You predict more than 100 losses. We'll see. There are some very talented players who are either ready now or will be ready to step in later in 2013 and certainly in '14. Jacob Turner is a very talented starter, as is Nathan Eovaldi. Jose Fernandez, who should open in Double-A, has the chance to be an elite top-of-the-rotation pitcher. Yelich and Jake Marisnick also are outfielders who project to be very good players. Both are getting close to being big league ready.
As for attendance, obviously the market wants to see results. The quicker the team can win, the faster the fans will come back. As for Stanton, he isn't a free agent until after the 2016 season. So the Marlins can sign him on a year-to-year basis for four more seasons, unless they are offered a trade they can't refuse.
To many, the immediate future seems bleak. I think in a year or as the season goes on, you will see the product getting better as the young players gain more seasoning.
Why don't the Marlins trade Stanton, Ricky Nolasco and Logan Morrison to the Yankees for Tyler Austin, Eduardo Nunez and a solid pitching prospect? The Yankees like to trade prospects for veterans, and they need a big bat.
-- Joey M., New York
There is a good reason why they wouldn't make such a trade. Stanton alone would command the top two or three prospects, plus another big league-ready player or two from any team out there. The only way the Marlins would even consider trading Stanton is if they clean out another team's farm system, meaning really high-end players, and at least three or four of them. Otherwise, Miami can play the waiting game.
Nolasco is a proven starter, and he would also have value on the market. And Morrison is coming off surgery to his right knee.
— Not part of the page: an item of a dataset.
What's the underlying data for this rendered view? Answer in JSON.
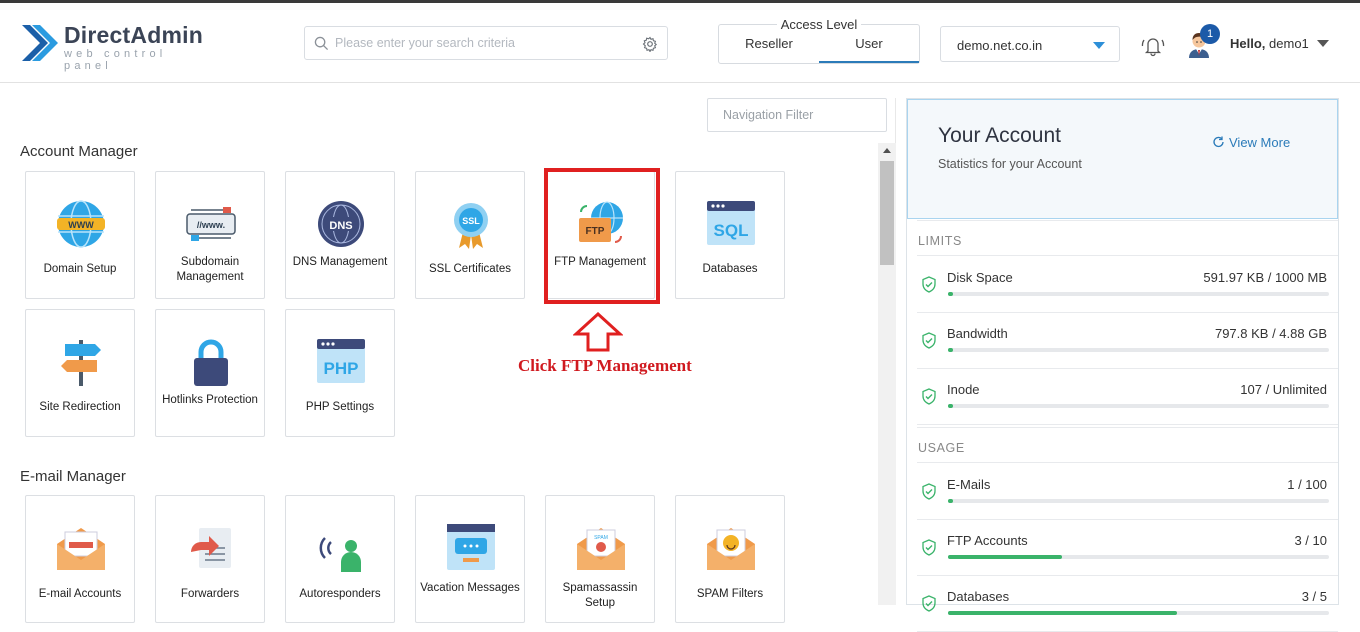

He has yet to show what he is capable of, and right now he is affordable and has something to prove.
With Nolasco wanting to be traded, who is going to fill the void in the rotation if he is traded?
-- Chris B., Port St. Lucie, Fla.
The Marlins are expecting to keep Nolasco, at least for much of the first half of the season. He is the franchise's all-time wins leader, and he has plenty to pitch for, being he is eligible for free agency after the season. If something makes sense before the July 31 non-waiver Trade Deadline, the team would consider it.
Who would replace Nolasco in the rotation if he were traded? There are a number of young pitchers getting close to be big league ready. Jose Fernandez could be one option. Others are Alex Sanabia and Brad Hand. But the organization has a group of pitching prospects moving up quickly through the system.
Placido Polanco was good in the past, but he is getting older and he missed so much time with injuries. Is Polanco really the answer at third base?
-- Corey M., Miami
Health is very much a concern with this signing. Now 37, Polanco missed substantial time with the Phillies last year with lower-back issues. That's worrisome. Polanco did pass his physical, which made the team confident he will be ready for the start of Spring Training.
Even with the signing of Polanco, I believe the Marlins remain in the market for a third baseman of the future. They do have some prospects, like Zack Cox, who will get a look in Spring Training.